Tried to post on this earlier but lost my connection. Purchase some inexpensive, 9mm "Snap Caps" from your local gun shop. While limited dry firing isn't going to hurt your gun, extensive dry firing, which is a good training tool, can cause problems such as a damaged firing pin and/or back of breech face. The snap caps look like a bullet but have a material that helps deccelerate the striker/firing-pin much like the primer on your bullet does. These items are relatively cheap, last a long, long time and will keep you out of the gun smith's shop a little longer.
Most weapons in their manual will say weather or not dry firing is good for the weapon or not. That being said I would still be inclined to use snap caps. It's a small price to pay for the piece of mind.:smt023
I advise you to get a full-fledged laser cartridge like LaserHit or LaserLyte.

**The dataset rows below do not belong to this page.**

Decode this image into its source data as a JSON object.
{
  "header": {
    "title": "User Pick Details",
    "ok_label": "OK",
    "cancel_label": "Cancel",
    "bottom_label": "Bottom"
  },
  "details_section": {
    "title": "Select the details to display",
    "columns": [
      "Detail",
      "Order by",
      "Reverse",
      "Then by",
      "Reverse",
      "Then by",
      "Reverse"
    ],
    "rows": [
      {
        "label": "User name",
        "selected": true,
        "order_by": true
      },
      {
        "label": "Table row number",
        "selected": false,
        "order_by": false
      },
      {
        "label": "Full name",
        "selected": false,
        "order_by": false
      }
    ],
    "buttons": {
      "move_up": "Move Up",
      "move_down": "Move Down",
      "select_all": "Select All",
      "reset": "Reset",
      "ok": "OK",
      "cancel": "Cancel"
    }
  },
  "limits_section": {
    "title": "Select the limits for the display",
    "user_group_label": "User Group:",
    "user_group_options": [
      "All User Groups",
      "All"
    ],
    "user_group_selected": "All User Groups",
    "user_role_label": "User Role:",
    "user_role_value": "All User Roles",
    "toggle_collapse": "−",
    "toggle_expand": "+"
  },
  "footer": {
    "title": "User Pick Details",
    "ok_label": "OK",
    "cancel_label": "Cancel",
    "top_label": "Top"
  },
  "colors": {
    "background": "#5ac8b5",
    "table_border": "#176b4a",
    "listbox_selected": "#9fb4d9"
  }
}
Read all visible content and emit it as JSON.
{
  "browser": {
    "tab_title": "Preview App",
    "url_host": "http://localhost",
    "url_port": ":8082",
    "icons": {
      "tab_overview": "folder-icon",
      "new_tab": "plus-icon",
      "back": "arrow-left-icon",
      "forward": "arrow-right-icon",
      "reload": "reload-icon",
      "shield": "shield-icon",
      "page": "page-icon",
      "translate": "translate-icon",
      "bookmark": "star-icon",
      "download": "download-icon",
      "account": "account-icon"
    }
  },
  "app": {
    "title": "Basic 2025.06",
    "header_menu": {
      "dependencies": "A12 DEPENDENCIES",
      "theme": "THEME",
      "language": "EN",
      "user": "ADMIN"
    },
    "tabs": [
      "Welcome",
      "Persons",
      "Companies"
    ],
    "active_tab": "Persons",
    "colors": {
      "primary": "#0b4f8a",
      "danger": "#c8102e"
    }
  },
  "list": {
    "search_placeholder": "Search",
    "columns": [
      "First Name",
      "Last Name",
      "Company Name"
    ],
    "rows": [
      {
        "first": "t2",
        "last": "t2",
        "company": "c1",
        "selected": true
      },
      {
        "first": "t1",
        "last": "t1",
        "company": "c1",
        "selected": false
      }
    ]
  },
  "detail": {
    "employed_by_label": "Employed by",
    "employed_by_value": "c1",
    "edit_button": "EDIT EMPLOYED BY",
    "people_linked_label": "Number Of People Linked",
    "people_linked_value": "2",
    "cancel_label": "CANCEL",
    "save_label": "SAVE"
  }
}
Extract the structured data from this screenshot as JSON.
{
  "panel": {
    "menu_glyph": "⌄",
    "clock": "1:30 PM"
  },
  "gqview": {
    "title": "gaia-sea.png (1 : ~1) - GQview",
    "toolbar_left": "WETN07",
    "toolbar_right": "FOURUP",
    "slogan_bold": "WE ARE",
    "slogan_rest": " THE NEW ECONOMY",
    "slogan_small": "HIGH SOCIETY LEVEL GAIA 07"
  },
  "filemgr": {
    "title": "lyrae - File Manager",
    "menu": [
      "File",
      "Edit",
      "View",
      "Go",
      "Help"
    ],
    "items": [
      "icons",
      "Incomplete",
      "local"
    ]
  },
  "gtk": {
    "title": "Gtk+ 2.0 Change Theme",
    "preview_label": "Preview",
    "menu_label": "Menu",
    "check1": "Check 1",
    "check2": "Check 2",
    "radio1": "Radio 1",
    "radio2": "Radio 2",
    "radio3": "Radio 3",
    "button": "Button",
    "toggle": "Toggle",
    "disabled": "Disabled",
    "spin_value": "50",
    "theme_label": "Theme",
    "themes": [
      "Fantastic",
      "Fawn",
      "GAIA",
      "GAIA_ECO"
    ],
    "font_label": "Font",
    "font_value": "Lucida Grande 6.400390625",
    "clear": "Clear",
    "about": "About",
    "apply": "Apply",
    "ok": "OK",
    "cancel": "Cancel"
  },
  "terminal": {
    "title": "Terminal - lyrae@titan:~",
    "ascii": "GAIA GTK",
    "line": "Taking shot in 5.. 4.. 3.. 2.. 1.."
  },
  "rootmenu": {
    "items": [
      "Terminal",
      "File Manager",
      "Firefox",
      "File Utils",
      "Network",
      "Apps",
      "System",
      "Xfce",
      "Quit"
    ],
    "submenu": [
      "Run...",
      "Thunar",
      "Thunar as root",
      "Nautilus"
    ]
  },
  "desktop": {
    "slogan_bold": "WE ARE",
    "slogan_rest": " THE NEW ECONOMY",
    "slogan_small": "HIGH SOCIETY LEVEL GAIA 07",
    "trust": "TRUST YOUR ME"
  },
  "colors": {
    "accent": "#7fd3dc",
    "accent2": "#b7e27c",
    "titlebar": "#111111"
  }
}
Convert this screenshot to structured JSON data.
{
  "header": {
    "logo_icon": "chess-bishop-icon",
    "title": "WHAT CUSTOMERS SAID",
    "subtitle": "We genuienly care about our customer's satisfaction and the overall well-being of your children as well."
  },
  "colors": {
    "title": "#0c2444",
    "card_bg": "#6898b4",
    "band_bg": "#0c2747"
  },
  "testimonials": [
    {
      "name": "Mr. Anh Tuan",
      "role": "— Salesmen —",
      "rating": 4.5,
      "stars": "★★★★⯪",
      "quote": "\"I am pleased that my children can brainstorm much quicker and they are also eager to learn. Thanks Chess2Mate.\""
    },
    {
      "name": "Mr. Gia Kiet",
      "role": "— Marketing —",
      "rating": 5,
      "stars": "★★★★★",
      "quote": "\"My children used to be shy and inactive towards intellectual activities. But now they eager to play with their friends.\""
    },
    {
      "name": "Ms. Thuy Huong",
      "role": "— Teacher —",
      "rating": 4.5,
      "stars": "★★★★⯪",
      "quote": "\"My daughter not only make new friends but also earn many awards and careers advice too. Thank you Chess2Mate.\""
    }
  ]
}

So the weapon will definitely not be damaged.
And when the workouts are successful and the movements are performed automatically, you can add a dynamic target environment to the workouts, like Virtual Shooting Range | Firearms Training Simulators for home
This is how it looks in action
I really don't do much dry fire, I prefer to go to the range and live fire, but it can help doing that as far as learning your gun's trigger and manipulation of the gun. Any of the above suggestions are good ones, especially the one Nice posted about.
About the only issue I have read about people having with dry firing their gun, is that some of them have done firing pin damage to their piece. One thing, generally, you do not want to dry fire any gun that is rim fire.